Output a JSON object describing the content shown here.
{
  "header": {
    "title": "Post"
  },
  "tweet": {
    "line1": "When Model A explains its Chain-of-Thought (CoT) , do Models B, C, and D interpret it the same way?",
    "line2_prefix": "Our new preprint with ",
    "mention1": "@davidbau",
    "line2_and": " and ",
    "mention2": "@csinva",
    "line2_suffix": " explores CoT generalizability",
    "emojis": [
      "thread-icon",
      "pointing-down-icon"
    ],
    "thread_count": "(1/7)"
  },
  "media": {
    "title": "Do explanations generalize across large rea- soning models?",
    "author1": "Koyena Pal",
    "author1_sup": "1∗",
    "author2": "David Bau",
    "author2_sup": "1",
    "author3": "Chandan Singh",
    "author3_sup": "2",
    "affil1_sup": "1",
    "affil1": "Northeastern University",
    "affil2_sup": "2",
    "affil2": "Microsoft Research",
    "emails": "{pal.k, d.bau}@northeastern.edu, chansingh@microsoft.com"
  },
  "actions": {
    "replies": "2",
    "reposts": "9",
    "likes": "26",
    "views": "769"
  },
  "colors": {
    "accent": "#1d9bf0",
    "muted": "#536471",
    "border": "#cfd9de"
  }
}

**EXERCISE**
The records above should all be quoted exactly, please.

**TASK SOLUTION**
Output a JSON object describing the content shown here.
{
  "header": {
    "title": "Post"
  },
  "tweet": {
    "line1": "When Model A explains its Chain-of-Thought (CoT) , do Models B, C, and D interpret it the same way?",
    "line2_prefix": "Our new preprint with ",
    "mention1": "@davidbau",
    "line2_and": " and ",
    "mention2": "@csinva",
    "line2_suffix": " explores CoT generalizability",
    "emojis": [
      "thread-icon",
      "pointing-down-icon"
    ],
    "thread_count": "(1/7)"
  },
  "media": {
    "title": "Do explanations generalize across large rea- soning models?",
    "author1": "Koyena Pal",
    "author1_sup": "1∗",
    "author2": "David Bau",
    "author2_sup": "1",
    "author3": "Chandan Singh",
    "author3_sup": "2",
    "affil1_sup": "1",
    "affil1": "Northeastern University",
    "affil2_sup": "2",
    "affil2": "Microsoft Research",
    "emails": "{pal.k, d.bau}@northeastern.edu, chansingh@microsoft.com"
  },
  "actions": {
    "replies": "2",
    "reposts": "9",
    "likes": "26",
    "views": "769"
  },
  "colors": {
    "accent": "#1d9bf0",
    "muted": "#536471",
    "border": "#cfd9de"
  }
}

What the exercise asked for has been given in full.